◆ WORK ORDER:
Give back the whole listing exactly, line by line.

◆ TASK INPUT:
══════
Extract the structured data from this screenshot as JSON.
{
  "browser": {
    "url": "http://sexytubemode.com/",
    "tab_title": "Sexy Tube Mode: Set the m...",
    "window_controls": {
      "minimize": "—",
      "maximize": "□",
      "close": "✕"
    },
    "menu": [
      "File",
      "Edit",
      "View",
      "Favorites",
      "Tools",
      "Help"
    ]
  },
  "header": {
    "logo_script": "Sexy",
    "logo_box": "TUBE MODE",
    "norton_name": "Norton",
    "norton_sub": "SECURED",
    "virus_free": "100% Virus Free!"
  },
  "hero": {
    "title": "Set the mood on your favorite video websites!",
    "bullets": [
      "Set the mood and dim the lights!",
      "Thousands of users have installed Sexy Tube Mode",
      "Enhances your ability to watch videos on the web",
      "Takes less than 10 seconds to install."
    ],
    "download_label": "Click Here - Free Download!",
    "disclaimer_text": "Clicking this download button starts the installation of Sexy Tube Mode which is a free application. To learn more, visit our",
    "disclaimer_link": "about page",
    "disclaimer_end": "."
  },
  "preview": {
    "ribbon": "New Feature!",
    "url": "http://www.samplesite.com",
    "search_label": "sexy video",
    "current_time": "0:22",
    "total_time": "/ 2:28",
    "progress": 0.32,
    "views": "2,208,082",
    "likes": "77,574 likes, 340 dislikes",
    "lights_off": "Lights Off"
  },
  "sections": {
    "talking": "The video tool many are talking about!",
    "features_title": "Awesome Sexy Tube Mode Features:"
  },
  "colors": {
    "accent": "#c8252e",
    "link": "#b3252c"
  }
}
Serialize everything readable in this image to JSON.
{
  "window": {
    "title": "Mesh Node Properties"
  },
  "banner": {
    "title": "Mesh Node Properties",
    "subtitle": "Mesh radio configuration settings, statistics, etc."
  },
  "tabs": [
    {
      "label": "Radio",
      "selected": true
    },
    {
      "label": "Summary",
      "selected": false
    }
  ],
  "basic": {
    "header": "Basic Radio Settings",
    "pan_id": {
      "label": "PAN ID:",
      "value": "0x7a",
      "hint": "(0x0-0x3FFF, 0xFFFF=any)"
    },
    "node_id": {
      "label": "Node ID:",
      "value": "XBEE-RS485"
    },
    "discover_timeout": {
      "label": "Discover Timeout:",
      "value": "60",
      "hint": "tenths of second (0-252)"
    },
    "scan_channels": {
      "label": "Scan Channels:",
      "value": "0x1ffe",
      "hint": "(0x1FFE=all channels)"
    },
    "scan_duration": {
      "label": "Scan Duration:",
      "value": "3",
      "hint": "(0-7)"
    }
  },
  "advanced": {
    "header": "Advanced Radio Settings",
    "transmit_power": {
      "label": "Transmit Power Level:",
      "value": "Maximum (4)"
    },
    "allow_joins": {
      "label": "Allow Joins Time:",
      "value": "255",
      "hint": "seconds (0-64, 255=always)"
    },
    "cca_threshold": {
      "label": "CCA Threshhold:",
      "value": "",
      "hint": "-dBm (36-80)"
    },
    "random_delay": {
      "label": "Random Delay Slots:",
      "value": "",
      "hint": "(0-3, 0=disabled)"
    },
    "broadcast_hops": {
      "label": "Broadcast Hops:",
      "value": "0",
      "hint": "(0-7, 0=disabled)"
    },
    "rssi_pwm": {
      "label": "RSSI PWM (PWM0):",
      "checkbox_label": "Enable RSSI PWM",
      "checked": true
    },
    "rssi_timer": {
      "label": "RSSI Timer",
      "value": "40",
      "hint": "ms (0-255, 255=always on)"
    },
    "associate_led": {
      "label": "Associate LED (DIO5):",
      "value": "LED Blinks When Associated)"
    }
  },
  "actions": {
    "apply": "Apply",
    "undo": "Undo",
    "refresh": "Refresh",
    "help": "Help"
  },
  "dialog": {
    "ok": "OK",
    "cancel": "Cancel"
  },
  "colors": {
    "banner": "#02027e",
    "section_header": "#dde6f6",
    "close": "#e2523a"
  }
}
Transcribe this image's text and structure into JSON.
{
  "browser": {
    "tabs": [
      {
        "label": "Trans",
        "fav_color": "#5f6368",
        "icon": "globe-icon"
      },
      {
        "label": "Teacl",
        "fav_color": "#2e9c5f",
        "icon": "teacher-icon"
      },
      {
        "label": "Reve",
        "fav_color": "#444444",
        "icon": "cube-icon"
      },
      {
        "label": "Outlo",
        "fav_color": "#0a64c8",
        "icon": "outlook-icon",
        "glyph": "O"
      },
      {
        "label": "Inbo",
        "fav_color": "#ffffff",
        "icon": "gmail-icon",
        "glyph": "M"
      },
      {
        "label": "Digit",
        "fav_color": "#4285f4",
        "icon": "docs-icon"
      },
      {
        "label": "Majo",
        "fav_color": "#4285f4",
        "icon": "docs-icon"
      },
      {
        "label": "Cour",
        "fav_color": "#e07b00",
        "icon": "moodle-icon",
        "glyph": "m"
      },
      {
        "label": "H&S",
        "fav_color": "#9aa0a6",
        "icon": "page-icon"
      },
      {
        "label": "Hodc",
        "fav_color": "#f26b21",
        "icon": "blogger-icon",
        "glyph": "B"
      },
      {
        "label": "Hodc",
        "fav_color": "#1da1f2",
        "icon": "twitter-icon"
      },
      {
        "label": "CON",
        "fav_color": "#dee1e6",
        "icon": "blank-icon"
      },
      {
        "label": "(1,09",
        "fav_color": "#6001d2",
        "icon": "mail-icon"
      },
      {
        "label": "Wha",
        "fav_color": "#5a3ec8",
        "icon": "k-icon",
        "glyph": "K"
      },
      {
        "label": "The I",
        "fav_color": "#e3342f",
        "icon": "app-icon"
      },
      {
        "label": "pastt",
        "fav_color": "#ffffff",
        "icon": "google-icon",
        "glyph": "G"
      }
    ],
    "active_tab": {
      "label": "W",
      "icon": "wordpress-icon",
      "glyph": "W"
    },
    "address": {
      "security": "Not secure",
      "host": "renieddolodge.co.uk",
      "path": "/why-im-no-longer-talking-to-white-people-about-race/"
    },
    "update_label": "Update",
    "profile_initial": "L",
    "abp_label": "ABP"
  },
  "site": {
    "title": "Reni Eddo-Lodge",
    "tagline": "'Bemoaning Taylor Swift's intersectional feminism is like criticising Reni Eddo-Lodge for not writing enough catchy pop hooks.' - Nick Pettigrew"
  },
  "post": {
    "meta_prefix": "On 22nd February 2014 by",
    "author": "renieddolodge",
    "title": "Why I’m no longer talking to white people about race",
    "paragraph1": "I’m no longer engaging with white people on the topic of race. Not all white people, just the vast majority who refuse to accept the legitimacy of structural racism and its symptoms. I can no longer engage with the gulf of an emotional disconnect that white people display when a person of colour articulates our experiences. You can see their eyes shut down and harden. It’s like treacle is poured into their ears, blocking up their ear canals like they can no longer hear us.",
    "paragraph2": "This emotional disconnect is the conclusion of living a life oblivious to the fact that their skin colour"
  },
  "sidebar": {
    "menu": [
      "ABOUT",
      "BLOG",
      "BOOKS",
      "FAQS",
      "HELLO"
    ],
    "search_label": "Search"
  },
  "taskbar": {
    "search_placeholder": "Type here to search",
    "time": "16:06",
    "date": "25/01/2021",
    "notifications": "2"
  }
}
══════
◆ PROBLEM SOLUTION:
Extract the structured data from this screenshot as JSON.
{
  "browser": {
    "url": "http://sexytubemode.com/",
    "tab_title": "Sexy Tube Mode: Set the m...",
    "window_controls": {
      "minimize": "—",
      "maximize": "□",
      "close": "✕"
    },
    "menu": [
      "File",
      "Edit",
      "View",
      "Favorites",
      "Tools",
      "Help"
    ]
  },
  "header": {
    "logo_script": "Sexy",
    "logo_box": "TUBE MODE",
    "norton_name": "Norton",
    "norton_sub": "SECURED",
    "virus_free": "100% Virus Free!"
  },
  "hero": {
    "title": "Set the mood on your favorite video websites!",
    "bullets": [
      "Set the mood and dim the lights!",
      "Thousands of users have installed Sexy Tube Mode",
      "Enhances your ability to watch videos on the web",
      "Takes less than 10 seconds to install."
    ],
    "download_label": "Click Here - Free Download!",
    "disclaimer_text": "Clicking this download button starts the installation of Sexy Tube Mode which is a free application. To learn more, visit our",
    "disclaimer_link": "about page",
    "disclaimer_end": "."
  },
  "preview": {
    "ribbon": "New Feature!",
    "url": "http://www.samplesite.com",
    "search_label": "sexy video",
    "current_time": "0:22",
    "total_time": "/ 2:28",
    "progress": 0.32,
    "views": "2,208,082",
    "likes": "77,574 likes, 340 dislikes",
    "lights_off": "Lights Off"
  },
  "sections": {
    "talking": "The video tool many are talking about!",
    "features_title": "Awesome Sexy Tube Mode Features:"
  },
  "colors": {
    "accent": "#c8252e",
    "link": "#b3252c"
  }
}
Serialize everything readable in this image to JSON.
{
  "window": {
    "title": "Mesh Node Properties"
  },
  "banner": {
    "title": "Mesh Node Properties",
    "subtitle": "Mesh radio configuration settings, statistics, etc."
  },
  "tabs": [
    {
      "label": "Radio",
      "selected": true
    },
    {
      "label": "Summary",
      "selected": false
    }
  ],
  "basic": {
    "header": "Basic Radio Settings",
    "pan_id": {
      "label": "PAN ID:",
      "value": "0x7a",
      "hint": "(0x0-0x3FFF, 0xFFFF=any)"
    },
    "node_id": {
      "label": "Node ID:",
      "value": "XBEE-RS485"
    },
    "discover_timeout": {
      "label": "Discover Timeout:",
      "value": "60",
      "hint": "tenths of second (0-252)"
    },
    "scan_channels": {
      "label": "Scan Channels:",
      "value": "0x1ffe",
      "hint": "(0x1FFE=all channels)"
    },
    "scan_duration": {
      "label": "Scan Duration:",
      "value": "3",
      "hint": "(0-7)"
    }
  },
  "advanced": {
    "header": "Advanced Radio Settings",
    "transmit_power": {
      "label": "Transmit Power Level:",
      "value": "Maximum (4)"
    },
    "allow_joins": {
      "label": "Allow Joins Time:",
      "value": "255",
      "hint": "seconds (0-64, 255=always)"
    },
    "cca_threshold": {
      "label": "CCA Threshhold:",
      "value": "",
      "hint": "-dBm (36-80)"
    },
    "random_delay": {
      "label": "Random Delay Slots:",
      "value": "",
      "hint": "(0-3, 0=disabled)"
    },
    "broadcast_hops": {
      "label": "Broadcast Hops:",
      "value": "0",
      "hint": "(0-7, 0=disabled)"
    },
    "rssi_pwm": {
      "label": "RSSI PWM (PWM0):",
      "checkbox_label": "Enable RSSI PWM",
      "checked": true
    },
    "rssi_timer": {
      "label": "RSSI Timer",
      "value": "40",
      "hint": "ms (0-255, 255=always on)"
    },
    "associate_led": {
      "label": "Associate LED (DIO5):",
      "value": "LED Blinks When Associated)"
    }
  },
  "actions": {
    "apply": "Apply",
    "undo": "Undo",
    "refresh": "Refresh",
    "help": "Help"
  },
  "dialog": {
    "ok": "OK",
    "cancel": "Cancel"
  },
  "colors": {
    "banner": "#02027e",
    "section_header": "#dde6f6",
    "close": "#e2523a"
  }
}
Transcribe this image's text and structure into JSON.
{
  "browser": {
    "tabs": [
      {
        "label": "Trans",
        "fav_color": "#5f6368",
        "icon": "globe-icon"
      },
      {
        "label": "Teacl",
        "fav_color": "#2e9c5f",
        "icon": "teacher-icon"
      },
      {
        "label": "Reve",
        "fav_color": "#444444",
        "icon": "cube-icon"
      },
      {
        "label": "Outlo",
        "fav_color": "#0a64c8",
        "icon": "outlook-icon",
        "glyph": "O"
      },
      {
        "label": "Inbo",
        "fav_color": "#ffffff",
        "icon": "gmail-icon",
        "glyph": "M"
      },
      {
        "label": "Digit",
        "fav_color": "#4285f4",
        "icon": "docs-icon"
      },
      {
        "label": "Majo",
        "fav_color": "#4285f4",
        "icon": "docs-icon"
      },
      {
        "label": "Cour",
        "fav_color": "#e07b00",
        "icon": "moodle-icon",
        "glyph": "m"
      },
      {
        "label": "H&S",
        "fav_color": "#9aa0a6",
        "icon": "page-icon"
      },
      {
        "label": "Hodc",
        "fav_color": "#f26b21",
        "icon": "blogger-icon",
        "glyph": "B"
      },
      {
        "label": "Hodc",
        "fav_color": "#1da1f2",
        "icon": "twitter-icon"
      },
      {
        "label": "CON",
        "fav_color": "#dee1e6",
        "icon": "blank-icon"
      },
      {
        "label": "(1,09",
        "fav_color": "#6001d2",
        "icon": "mail-icon"
      },
      {
        "label": "Wha",
        "fav_color": "#5a3ec8",
        "icon": "k-icon",
        "glyph": "K"
      },
      {
        "label": "The I",
        "fav_color": "#e3342f",
        "icon": "app-icon"
      },
      {
        "label": "pastt",
        "fav_color": "#ffffff",
        "icon": "google-icon",
        "glyph": "G"
      }
    ],
    "active_tab": {
      "label": "W",
      "icon": "wordpress-icon",
      "glyph": "W"
    },
    "address": {
      "security": "Not secure",
      "host": "renieddolodge.co.uk",
      "path": "/why-im-no-longer-talking-to-white-people-about-race/"
    },
    "update_label": "Update",
    "profile_initial": "L",
    "abp_label": "ABP"
  },
  "site": {
    "title": "Reni Eddo-Lodge",
    "tagline": "'Bemoaning Taylor Swift's intersectional feminism is like criticising Reni Eddo-Lodge for not writing enough catchy pop hooks.' - Nick Pettigrew"
  },
  "post": {
    "meta_prefix": "On 22nd February 2014 by",
    "author": "renieddolodge",
    "title": "Why I’m no longer talking to white people about race",
    "paragraph1": "I’m no longer engaging with white people on the topic of race. Not all white people, just the vast majority who refuse to accept the legitimacy of structural racism and its symptoms. I can no longer engage with the gulf of an emotional disconnect that white people display when a person of colour articulates our experiences. You can see their eyes shut down and harden. It’s like treacle is poured into their ears, blocking up their ear canals like they can no longer hear us.",
    "paragraph2": "This emotional disconnect is the conclusion of living a life oblivious to the fact that their skin colour"
  },
  "sidebar": {
    "menu": [
      "ABOUT",
      "BLOG",
      "BOOKS",
      "FAQS",
      "HELLO"
    ],
    "search_label": "Search"
  },
  "taskbar": {
    "search_placeholder": "Type here to search",
    "time": "16:06",
    "date": "25/01/2021",
    "notifications": "2"
  }
}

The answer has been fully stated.